The album starts with “Blue Railroad Train,” a totally enjoyable country tune written by Alton Delmore. That’s followed by a cover of Chuck Berry’s “Havana Moon.” This version has folk and blues elements, and features Paul Butterfield on harmonica. Then we get “Lazybones,” a relaxed, jazzy gem with a wonderful vocal performance from Amos Garrett. It opens with a bit of dialogue between Geoff and Amos, and likewise ends with a bit of dialogue. “You didn’t even offer me a drink.” The part that makes me laugh is when Amos says “No, no” and then “Yes, yes,” just the way he delivers those lines. This track features Bobby Notkoff on violin. “Lazybones” was written by Hoagy Carmichael and Johnny Mercer.
“Cordelia” is the first of the album’s original compositions, written by Geoff Muldaur. It’s a lively number, and it has nothing to do with King Lear, if you were wondering. In the liner notes, Geoff mentions he “had an infatuation with a girl named Cordelia.” So there you go. I like the addition of trombone to this one. That’s followed by “Dardanella,” which comes as a delightful surprise. These guys certainly did not limit themselves to any one single type of music, and let their hearts take them where they would. And good thing, too, as this is one of my favorite tracks, with its horn section and New Orleans vibe in certain parts. I love Bobby Notkoff’s work on violin. There is a horn section in “I’m Rich” as well, a bluesy tune written by Geoff Muldaur. “I’m going to have gold-plated mushrooms/All the way from France/Get all them girls/To do a rich man’s dance.” Yeah, there is something playful about this song, which I love. And those horns are wonderful. “Let St. Peter know/I want top billing on that show.”

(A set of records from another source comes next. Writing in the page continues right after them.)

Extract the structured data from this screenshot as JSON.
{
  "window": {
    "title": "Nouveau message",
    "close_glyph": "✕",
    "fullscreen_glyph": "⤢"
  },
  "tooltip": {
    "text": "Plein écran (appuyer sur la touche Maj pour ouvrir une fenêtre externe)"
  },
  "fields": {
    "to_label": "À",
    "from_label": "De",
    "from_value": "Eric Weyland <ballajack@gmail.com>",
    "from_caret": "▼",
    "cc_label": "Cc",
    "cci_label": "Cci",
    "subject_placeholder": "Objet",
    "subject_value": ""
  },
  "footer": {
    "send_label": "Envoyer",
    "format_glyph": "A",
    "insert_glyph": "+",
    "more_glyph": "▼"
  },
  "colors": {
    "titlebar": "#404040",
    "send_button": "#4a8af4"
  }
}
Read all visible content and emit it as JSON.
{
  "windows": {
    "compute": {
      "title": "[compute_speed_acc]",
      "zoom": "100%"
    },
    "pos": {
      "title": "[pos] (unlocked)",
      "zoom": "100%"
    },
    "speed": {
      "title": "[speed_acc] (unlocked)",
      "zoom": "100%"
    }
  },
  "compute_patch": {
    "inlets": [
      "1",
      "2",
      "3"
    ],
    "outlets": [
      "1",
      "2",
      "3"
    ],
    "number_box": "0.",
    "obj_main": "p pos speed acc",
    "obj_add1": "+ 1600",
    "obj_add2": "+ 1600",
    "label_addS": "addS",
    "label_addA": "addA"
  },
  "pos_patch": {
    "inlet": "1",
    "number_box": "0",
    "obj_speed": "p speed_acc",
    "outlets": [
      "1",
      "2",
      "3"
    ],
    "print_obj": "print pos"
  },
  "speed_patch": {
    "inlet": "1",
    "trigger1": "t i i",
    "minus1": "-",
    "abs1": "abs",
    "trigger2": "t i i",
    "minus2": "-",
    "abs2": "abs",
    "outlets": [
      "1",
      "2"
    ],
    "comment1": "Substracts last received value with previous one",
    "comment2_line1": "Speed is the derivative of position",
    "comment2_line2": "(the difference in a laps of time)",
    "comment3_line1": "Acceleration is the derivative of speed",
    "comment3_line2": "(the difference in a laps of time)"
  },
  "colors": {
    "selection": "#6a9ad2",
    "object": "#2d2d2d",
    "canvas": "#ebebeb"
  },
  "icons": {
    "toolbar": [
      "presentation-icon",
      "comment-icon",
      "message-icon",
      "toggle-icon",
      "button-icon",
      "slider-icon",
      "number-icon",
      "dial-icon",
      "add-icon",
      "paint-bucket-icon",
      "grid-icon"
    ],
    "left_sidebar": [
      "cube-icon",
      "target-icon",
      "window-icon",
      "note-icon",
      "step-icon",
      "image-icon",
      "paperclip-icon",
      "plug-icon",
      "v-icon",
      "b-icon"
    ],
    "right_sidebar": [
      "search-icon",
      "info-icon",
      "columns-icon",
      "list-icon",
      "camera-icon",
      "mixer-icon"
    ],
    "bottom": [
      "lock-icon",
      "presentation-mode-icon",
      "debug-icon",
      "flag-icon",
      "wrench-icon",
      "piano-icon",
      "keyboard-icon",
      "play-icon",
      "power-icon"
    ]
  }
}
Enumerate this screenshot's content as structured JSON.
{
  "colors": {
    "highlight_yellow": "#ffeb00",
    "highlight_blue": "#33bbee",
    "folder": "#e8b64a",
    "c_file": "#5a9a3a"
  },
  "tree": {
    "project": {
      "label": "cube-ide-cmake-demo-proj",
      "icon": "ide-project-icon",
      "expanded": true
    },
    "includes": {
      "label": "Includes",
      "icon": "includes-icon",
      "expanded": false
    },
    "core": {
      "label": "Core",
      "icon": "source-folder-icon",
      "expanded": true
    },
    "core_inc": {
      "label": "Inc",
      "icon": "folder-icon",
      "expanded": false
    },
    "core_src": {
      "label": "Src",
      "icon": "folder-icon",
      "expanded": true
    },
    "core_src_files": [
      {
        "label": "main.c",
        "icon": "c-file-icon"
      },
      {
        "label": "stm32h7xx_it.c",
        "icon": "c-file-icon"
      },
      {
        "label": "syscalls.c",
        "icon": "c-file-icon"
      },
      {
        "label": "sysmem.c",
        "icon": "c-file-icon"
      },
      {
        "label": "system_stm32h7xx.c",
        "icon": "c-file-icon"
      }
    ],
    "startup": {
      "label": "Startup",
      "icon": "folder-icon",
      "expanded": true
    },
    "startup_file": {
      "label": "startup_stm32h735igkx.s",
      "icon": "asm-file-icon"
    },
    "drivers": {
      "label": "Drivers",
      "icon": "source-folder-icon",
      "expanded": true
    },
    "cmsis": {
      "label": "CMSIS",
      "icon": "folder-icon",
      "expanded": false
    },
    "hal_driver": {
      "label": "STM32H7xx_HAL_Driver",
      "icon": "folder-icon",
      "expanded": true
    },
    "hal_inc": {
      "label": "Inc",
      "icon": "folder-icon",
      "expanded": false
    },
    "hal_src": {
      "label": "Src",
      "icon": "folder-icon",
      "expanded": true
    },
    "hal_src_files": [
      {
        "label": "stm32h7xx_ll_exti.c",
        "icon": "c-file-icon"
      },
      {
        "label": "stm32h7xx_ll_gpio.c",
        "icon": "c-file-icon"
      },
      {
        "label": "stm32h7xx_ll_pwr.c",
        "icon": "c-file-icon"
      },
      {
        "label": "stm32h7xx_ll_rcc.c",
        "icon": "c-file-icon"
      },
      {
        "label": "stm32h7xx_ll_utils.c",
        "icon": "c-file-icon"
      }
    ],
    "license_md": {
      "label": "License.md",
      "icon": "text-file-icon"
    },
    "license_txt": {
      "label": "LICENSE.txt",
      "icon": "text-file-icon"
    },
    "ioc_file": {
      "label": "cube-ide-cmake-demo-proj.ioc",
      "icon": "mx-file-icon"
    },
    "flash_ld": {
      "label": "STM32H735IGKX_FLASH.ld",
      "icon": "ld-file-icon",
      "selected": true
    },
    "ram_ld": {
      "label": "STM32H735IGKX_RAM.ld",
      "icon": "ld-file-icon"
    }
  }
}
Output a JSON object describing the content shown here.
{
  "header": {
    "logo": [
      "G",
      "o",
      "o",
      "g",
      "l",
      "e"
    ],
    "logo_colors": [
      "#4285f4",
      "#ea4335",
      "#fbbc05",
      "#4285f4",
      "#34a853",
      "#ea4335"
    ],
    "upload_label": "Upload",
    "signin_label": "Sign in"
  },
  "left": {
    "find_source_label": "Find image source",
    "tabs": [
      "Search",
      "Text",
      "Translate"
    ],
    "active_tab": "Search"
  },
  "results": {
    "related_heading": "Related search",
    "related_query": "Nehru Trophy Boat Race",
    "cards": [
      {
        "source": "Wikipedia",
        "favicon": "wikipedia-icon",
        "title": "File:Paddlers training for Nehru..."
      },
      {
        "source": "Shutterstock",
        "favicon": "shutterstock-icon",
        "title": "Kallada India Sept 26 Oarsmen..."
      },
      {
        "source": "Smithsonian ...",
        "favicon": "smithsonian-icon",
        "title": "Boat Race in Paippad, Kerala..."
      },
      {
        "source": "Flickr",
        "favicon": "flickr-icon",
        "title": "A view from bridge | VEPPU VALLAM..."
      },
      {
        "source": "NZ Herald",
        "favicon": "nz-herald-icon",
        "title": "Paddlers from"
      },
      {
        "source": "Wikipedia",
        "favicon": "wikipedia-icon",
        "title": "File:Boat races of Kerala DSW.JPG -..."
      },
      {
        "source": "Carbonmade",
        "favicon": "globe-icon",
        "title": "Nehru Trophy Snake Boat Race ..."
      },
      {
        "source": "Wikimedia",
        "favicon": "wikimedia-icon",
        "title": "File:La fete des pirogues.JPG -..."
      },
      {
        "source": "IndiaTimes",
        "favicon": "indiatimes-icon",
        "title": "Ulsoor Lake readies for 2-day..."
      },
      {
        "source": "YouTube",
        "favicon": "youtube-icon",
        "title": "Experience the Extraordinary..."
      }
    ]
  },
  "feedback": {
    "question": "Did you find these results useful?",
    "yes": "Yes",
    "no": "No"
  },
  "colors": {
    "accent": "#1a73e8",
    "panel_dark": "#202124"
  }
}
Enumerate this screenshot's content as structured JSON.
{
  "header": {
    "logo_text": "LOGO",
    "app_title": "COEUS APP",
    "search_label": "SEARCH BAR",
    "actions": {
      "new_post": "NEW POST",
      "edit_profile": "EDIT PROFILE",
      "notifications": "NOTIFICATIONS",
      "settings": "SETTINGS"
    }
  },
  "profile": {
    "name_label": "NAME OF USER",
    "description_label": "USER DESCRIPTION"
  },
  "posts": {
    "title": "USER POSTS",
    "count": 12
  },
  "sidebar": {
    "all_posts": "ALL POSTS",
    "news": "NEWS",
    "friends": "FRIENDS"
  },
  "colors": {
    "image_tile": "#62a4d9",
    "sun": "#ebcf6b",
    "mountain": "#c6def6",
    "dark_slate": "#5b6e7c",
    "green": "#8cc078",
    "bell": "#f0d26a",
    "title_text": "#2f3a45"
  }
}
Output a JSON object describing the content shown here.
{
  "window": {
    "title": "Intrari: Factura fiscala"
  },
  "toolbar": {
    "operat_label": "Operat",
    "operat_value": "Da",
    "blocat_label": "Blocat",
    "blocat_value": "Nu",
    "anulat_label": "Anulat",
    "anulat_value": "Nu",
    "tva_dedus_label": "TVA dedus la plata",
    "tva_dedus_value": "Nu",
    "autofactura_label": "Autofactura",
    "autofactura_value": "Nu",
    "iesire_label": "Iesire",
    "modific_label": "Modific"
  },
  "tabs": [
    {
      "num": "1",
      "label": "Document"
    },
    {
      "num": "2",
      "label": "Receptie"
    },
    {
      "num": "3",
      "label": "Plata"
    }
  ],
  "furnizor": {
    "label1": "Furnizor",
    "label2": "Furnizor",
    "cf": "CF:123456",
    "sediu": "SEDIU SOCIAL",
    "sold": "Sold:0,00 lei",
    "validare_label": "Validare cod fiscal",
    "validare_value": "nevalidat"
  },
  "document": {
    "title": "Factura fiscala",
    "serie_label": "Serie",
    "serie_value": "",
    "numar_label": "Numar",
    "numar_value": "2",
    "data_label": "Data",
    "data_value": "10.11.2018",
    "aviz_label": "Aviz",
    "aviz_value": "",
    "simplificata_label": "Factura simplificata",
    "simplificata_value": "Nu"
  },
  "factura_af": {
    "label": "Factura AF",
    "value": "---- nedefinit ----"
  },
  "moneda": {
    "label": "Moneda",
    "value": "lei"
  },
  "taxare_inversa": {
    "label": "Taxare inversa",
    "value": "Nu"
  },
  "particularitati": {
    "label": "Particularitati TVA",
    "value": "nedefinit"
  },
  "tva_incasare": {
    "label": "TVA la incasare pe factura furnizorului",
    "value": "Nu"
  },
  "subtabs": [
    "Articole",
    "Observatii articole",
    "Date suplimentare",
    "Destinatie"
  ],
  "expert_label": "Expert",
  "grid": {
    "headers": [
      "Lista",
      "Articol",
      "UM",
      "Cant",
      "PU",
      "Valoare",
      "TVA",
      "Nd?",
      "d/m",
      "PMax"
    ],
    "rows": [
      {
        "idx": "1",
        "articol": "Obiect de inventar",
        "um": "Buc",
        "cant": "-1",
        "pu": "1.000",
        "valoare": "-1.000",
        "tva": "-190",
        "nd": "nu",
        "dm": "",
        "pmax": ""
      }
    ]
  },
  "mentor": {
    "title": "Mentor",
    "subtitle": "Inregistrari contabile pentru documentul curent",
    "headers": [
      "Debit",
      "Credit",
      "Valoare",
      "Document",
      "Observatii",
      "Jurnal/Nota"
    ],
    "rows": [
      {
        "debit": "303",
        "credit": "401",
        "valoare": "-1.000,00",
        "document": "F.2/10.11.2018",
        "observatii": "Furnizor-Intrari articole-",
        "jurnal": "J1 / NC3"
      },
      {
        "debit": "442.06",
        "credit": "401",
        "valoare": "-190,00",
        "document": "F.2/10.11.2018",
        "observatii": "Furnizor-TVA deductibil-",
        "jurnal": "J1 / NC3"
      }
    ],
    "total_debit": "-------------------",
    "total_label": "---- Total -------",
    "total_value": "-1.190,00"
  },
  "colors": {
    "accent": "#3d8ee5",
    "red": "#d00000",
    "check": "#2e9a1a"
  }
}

Maria sings lead on “Sweet Potatoes,” the album’s title track, accompanied only by Jeff Gutcheon on piano. Jeff Gutcheon also wrote this one. I love this song, in spite of its use of the “self”/“shelf” rhyme, which I never care for. Maria gives a wonderful vocal performance. That’s followed by the final of the original tunes, “Kneein’ Me,” written by Geoff Muldaur. This is a fun, energetic, somewhat goofy country tune with some surprising lyrics (“you pinched my tit, you dirty shit”). Geoff tells the story behind this one in the liner notes. I can’t help but completely enjoy this one, even with that odd mistake in the second half, where it seems part of the band thinks the song is ending. Then Maria sings lead on “Lover Man (Oh Where Can You Be),” and she delivers an absolutely excellent vocal performance here. This track is certainly one of the highlights, and features some nice work on guitar. As with the previous release, they end this one with a classic blues song. This time it’s “Hard Time Killin’ Floor.” And actually, this track was recorded during the sessions for Pottery Pie, and so features Billy Wolf on bass rather than John Kahn. “Hard times is here, everywhere you go/Times are harder than they’ve ever been before.”
CD Track List
- Blue Railroad Train
- Havana Moon
- I’m Rich
- Sweet Potatoes
- Kneein’ Me
- Lover Man (Oh Where Can You Be)
- Hard Time Killin’ Floor
Sweet Potatoes was released on CD on March 30, 2018 through Omnivore Recordings.